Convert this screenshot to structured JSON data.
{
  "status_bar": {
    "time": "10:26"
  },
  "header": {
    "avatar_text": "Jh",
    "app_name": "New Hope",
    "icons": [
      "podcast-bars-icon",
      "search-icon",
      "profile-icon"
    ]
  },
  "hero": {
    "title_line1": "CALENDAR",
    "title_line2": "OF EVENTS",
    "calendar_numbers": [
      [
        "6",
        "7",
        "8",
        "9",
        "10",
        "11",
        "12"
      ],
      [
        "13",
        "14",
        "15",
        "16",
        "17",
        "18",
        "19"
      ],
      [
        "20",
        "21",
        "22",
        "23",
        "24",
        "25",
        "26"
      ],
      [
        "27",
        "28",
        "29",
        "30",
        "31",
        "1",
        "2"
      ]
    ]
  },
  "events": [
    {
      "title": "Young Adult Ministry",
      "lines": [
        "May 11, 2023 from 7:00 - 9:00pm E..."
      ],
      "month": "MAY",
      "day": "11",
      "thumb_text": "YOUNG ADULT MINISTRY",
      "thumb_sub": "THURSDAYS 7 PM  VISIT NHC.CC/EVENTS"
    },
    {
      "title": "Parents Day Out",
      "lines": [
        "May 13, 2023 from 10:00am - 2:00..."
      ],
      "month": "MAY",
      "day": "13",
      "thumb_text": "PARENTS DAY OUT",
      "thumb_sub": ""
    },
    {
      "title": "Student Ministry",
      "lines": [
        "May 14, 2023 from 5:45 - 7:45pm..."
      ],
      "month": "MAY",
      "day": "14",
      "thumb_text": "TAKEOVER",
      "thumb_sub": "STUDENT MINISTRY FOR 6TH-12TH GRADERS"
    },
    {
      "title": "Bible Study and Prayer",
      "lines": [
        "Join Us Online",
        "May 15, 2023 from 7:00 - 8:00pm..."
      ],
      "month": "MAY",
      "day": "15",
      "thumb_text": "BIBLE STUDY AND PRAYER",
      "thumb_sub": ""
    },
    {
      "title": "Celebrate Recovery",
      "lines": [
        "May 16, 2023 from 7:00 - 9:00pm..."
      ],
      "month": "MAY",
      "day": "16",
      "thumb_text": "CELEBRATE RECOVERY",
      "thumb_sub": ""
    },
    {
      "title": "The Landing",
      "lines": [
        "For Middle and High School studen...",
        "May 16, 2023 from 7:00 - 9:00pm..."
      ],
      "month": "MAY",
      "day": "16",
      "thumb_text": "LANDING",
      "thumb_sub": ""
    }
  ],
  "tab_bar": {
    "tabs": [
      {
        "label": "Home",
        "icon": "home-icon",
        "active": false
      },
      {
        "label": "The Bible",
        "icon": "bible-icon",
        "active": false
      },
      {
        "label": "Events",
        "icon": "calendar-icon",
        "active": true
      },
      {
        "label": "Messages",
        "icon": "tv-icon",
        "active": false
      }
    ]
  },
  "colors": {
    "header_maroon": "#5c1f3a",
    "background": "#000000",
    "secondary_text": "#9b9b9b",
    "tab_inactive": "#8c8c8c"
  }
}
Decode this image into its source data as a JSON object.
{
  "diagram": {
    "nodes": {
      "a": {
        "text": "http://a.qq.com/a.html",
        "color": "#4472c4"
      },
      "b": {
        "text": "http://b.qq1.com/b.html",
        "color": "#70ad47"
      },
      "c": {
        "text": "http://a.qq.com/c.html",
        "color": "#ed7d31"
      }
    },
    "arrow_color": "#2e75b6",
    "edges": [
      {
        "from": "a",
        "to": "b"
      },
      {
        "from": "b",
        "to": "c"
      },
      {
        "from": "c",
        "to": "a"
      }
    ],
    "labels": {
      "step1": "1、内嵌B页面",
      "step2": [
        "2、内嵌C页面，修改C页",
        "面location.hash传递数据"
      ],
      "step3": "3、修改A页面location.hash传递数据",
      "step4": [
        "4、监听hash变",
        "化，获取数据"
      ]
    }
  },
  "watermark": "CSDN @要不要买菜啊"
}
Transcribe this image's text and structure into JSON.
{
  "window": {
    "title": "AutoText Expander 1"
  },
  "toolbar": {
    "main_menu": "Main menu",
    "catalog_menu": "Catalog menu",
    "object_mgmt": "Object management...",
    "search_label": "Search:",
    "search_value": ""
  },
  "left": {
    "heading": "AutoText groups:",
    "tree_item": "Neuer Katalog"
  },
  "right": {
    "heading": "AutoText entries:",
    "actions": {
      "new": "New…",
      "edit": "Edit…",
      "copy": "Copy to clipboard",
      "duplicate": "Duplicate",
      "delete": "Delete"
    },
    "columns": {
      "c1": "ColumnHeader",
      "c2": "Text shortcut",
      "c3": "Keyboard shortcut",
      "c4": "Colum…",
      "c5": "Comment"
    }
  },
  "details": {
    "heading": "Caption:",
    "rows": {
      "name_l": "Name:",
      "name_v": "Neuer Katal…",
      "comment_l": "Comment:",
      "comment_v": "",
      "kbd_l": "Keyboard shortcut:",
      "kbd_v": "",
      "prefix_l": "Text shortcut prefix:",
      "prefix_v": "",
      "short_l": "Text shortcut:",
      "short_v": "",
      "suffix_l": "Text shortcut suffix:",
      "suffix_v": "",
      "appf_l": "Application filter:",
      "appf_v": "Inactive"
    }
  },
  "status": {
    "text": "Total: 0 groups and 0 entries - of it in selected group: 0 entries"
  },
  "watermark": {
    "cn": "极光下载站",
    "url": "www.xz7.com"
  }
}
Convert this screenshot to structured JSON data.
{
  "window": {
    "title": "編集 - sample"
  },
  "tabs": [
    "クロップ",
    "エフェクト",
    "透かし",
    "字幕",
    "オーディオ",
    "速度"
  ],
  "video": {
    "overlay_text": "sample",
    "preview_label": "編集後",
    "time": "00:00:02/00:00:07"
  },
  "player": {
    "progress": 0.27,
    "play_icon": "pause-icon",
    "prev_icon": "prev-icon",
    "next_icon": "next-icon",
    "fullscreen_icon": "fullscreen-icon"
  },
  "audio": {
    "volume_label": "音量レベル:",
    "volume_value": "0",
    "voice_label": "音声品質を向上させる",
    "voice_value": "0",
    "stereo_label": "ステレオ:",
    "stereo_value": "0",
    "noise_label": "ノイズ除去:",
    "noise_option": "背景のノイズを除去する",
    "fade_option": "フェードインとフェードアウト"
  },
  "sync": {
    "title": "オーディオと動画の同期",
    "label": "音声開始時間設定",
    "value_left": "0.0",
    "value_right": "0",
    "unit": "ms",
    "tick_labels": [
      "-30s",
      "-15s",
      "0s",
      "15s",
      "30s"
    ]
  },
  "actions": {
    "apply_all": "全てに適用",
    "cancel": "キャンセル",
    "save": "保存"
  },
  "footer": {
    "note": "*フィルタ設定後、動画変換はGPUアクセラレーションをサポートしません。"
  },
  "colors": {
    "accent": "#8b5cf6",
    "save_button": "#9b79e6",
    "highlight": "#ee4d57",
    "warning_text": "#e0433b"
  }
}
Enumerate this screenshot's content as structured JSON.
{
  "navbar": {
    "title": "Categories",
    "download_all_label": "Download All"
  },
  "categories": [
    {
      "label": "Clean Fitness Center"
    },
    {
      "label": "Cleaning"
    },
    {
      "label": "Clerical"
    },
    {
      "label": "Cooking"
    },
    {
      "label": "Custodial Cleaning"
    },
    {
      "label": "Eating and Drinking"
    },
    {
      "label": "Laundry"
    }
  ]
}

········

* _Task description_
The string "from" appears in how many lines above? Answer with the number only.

* _Written answer_
9